I was quite young when I got my diagnoses. I was only 11 1/2 years old and had just started 6th grade. While I am no longer the little girl I was back then, I have always considered myself “mentally younger”. What I mean by this is that I have not changed as much as my peers had. While I can compose myself well to act my age, I do not always act my age. It is more noticeable when I am depressed or anxious, when I revert to wanting to watch Disney movies back to back and reread fairy-tales.

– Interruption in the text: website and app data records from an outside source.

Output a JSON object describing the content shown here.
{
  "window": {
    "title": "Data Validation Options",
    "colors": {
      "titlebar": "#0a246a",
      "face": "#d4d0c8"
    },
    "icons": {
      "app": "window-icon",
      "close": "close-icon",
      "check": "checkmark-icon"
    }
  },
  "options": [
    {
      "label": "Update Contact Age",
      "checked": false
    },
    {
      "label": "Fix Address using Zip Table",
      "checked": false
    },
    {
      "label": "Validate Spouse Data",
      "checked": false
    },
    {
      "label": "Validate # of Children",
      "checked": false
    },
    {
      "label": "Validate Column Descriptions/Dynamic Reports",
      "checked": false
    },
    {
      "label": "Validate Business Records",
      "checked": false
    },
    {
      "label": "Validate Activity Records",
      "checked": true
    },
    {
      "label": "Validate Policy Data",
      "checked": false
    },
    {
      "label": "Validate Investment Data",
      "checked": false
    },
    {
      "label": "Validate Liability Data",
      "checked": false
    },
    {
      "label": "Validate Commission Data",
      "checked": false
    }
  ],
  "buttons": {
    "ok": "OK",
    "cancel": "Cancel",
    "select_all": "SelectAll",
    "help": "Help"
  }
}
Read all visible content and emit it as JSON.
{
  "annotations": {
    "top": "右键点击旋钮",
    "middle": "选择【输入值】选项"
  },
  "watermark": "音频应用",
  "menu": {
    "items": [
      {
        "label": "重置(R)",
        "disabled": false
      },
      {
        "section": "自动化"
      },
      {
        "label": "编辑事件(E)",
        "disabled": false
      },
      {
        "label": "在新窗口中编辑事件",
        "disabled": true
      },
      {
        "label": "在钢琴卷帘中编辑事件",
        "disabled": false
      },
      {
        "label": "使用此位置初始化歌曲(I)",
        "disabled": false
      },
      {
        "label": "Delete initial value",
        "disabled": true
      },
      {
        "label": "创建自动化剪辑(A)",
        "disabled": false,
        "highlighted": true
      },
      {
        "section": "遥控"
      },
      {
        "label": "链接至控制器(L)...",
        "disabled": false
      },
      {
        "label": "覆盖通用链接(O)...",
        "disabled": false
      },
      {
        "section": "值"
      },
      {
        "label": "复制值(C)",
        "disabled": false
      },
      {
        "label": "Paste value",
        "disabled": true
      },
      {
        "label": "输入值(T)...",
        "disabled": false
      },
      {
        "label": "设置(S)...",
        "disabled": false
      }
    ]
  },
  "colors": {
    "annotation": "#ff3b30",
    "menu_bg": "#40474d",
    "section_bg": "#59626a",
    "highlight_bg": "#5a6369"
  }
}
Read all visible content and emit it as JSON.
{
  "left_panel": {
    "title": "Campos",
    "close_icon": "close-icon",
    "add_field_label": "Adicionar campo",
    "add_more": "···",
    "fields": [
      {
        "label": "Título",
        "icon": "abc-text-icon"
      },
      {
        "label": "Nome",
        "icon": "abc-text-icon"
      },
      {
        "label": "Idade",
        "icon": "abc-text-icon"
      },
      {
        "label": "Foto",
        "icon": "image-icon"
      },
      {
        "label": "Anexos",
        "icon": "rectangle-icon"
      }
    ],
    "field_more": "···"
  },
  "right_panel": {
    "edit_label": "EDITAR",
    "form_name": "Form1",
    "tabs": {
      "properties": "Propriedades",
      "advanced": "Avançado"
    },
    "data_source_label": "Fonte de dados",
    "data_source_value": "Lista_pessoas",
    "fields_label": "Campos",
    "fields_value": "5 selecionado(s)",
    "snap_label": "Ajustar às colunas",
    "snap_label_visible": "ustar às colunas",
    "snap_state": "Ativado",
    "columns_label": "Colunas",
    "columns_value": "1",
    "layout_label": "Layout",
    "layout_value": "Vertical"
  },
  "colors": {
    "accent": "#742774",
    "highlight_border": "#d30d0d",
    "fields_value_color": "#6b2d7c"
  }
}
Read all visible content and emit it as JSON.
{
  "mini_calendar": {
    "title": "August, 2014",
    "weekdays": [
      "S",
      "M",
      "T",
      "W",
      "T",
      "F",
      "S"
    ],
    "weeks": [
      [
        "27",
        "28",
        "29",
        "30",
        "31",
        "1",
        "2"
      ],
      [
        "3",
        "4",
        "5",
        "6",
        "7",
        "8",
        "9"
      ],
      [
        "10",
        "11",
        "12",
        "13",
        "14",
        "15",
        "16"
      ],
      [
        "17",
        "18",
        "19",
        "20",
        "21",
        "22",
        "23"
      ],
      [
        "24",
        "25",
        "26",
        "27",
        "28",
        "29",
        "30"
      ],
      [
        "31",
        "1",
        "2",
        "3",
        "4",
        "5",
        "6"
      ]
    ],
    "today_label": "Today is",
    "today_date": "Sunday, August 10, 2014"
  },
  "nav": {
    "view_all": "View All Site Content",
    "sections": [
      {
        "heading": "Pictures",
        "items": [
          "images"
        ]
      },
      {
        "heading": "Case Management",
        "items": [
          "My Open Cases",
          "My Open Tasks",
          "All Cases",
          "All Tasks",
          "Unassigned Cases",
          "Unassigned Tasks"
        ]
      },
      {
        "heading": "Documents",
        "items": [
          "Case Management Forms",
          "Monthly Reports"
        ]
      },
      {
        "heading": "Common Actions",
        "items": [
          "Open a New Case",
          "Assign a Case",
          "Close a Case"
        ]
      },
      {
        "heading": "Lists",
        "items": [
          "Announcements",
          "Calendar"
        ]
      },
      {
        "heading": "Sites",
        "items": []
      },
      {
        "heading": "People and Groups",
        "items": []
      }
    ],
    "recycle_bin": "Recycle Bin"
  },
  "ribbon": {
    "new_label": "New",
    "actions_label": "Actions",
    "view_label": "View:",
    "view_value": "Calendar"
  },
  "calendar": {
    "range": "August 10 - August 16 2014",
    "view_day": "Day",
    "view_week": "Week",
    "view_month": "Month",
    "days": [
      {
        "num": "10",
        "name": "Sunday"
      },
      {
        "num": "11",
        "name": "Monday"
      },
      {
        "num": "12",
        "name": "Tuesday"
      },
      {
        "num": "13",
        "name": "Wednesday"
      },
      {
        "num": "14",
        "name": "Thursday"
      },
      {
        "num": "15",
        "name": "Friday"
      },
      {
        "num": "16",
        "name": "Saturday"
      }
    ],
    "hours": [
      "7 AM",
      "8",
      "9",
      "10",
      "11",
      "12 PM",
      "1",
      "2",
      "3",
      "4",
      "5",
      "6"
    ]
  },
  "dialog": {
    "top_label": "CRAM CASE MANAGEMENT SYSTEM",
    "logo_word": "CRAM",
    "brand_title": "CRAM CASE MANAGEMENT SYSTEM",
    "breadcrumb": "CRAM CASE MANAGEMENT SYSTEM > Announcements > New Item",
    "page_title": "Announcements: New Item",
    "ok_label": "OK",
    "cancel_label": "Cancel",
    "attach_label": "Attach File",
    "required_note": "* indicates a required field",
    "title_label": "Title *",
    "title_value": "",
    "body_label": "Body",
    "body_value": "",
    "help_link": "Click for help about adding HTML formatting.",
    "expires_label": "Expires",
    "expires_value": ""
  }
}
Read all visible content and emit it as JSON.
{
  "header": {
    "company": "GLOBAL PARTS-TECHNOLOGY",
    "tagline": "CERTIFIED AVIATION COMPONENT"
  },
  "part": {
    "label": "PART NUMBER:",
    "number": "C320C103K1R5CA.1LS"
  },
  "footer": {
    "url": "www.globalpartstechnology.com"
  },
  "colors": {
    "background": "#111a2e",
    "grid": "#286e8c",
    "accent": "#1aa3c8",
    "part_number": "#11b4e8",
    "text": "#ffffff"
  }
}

As I have gotten older, I have begun to learn my own limits better. When it seemed like all my classmates were dating, I knew I was not ready for a relationship. School was my priority while my classmates started to go to parties and act older than they are. While my friends want to go out drinking on weekends, I would rather stay home with a good book. If someone wants to hang out, there is a 50/50 chance that I will say yes. When people are over, I enjoy their company, but after a few hours I start wishing they will leave.
I am quiet and anxious and depressed and afraid of being judged for who I really am. I try to be more outgoing and carefree and happy, but I can only keep it up for so long. Some days this is easier to manage than others, but everybody had days like that, even the happiest person you know could be secretly struggling with depression or some other mental illness.
As of right now, I am content with who I am. I feel that I am finally starting to take on more adult responsibilities and I feel like I am finally beginning to find my niche. I try not to make my mom cover any costs for my cat and I will occasionally buy my own clothes despite not having an income. My mom is still my best friend, the one I tell everything to because making friends has always been hard for me. To be honest, I am a lot like my mom and that makes me happy because she is such a strong woman and an amazing role model. She respects that I have this blog to voice my opinions and for that I am grateful. I am lucky that I have always had her there for not many college students do and it made the adjustment to college easier knowing that every night I can go home and have her there.
While I may not have had the typical “college experience” thus far, I wouldn’t change it for the world.
Then again, I am not a typical girl. If these differences are part of my mental illnesses or my personality or even a combination of the two, I wouldn’t change who I am for anyone. I have friends, albeit few, but its quality over quantity and the few I have are awesome. I have an amazing mom and a dad who tries his best while he struggles with mental illnesses of his own. I am quirky and lazy and would rather stay home with a book than go out and waste money that I don’t even have. I have my priorities straight, most of the time. My cat is a jerk, but I love her and she loves that I feed her and clean her litter box, who knows she might even love me back. I am very much introverted, but can be outgoing if I want to. I watch Disney movies, read fairy-tales, and wish on stars. I know that life is hard, but as long as I keep working hard and trying my best, I will make it out on my feet. And that is all I can ask for.